Each entry below is to be given again word for word, with no pictures.

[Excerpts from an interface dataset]
--- START ---

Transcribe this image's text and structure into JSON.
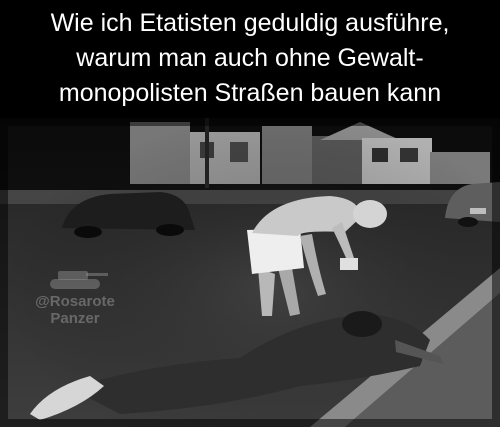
{
  "caption": {
    "lines": [
      "Wie ich Etatisten geduldig ausführe,",
      "warum man auch ohne Gewalt-",
      "monopolisten Straßen bauen kann"
    ]
  },
  "watermark": {
    "handle": "@Rosarote",
    "name": "Panzer",
    "icon": "tank-icon"
  },
  "photo": {
    "tone": "black-and-white night street scene"
  }
}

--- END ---

> ANSWER:
Transcribe this image's text and structure into JSON.
{
  "caption": {
    "lines": [
      "Wie ich Etatisten geduldig ausführe,",
      "warum man auch ohne Gewalt-",
      "monopolisten Straßen bauen kann"
    ]
  },
  "watermark": {
    "handle": "@Rosarote",
    "name": "Panzer",
    "icon": "tank-icon"
  },
  "photo": {
    "tone": "black-and-white night street scene"
  }
}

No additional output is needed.